§ TASK BRIEF
A complete copy of the entries, exactly as written, is the expected result.

§ DATA TO EXAMINE

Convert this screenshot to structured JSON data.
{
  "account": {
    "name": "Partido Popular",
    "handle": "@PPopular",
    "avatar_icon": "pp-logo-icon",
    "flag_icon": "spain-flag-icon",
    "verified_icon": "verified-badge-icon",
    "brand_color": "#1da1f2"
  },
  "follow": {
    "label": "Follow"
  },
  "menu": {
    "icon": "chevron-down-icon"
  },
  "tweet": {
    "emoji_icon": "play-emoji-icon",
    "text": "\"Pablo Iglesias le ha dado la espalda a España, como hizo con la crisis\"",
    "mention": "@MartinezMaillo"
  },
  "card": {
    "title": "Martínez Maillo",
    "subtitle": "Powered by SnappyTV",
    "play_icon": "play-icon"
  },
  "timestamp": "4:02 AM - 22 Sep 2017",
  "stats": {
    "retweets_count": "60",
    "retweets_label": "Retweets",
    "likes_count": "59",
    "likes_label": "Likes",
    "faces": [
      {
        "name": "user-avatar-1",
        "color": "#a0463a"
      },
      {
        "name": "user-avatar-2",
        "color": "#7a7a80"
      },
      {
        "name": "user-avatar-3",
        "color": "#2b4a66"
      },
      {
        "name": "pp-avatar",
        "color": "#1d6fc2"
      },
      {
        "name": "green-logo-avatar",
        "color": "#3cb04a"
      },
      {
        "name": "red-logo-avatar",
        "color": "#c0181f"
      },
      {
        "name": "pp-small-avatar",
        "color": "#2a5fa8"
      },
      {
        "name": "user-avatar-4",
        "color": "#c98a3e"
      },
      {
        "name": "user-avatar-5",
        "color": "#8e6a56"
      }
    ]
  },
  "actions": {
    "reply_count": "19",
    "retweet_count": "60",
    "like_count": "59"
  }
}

§ ANSWER BELOW
Convert this screenshot to structured JSON data.
{
  "account": {
    "name": "Partido Popular",
    "handle": "@PPopular",
    "avatar_icon": "pp-logo-icon",
    "flag_icon": "spain-flag-icon",
    "verified_icon": "verified-badge-icon",
    "brand_color": "#1da1f2"
  },
  "follow": {
    "label": "Follow"
  },
  "menu": {
    "icon": "chevron-down-icon"
  },
  "tweet": {
    "emoji_icon": "play-emoji-icon",
    "text": "\"Pablo Iglesias le ha dado la espalda a España, como hizo con la crisis\"",
    "mention": "@MartinezMaillo"
  },
  "card": {
    "title": "Martínez Maillo",
    "subtitle": "Powered by SnappyTV",
    "play_icon": "play-icon"
  },
  "timestamp": "4:02 AM - 22 Sep 2017",
  "stats": {
    "retweets_count": "60",
    "retweets_label": "Retweets",
    "likes_count": "59",
    "likes_label": "Likes",
    "faces": [
      {
        "name": "user-avatar-1",
        "color": "#a0463a"
      },
      {
        "name": "user-avatar-2",
        "color": "#7a7a80"
      },
      {
        "name": "user-avatar-3",
        "color": "#2b4a66"
      },
      {
        "name": "pp-avatar",
        "color": "#1d6fc2"
      },
      {
        "name": "green-logo-avatar",
        "color": "#3cb04a"
      },
      {
        "name": "red-logo-avatar",
        "color": "#c0181f"
      },
      {
        "name": "pp-small-avatar",
        "color": "#2a5fa8"
      },
      {
        "name": "user-avatar-4",
        "color": "#c98a3e"
      },
      {
        "name": "user-avatar-5",
        "color": "#8e6a56"
      }
    ]
  },
  "actions": {
    "reply_count": "19",
    "retweet_count": "60",
    "like_count": "59"
  }
}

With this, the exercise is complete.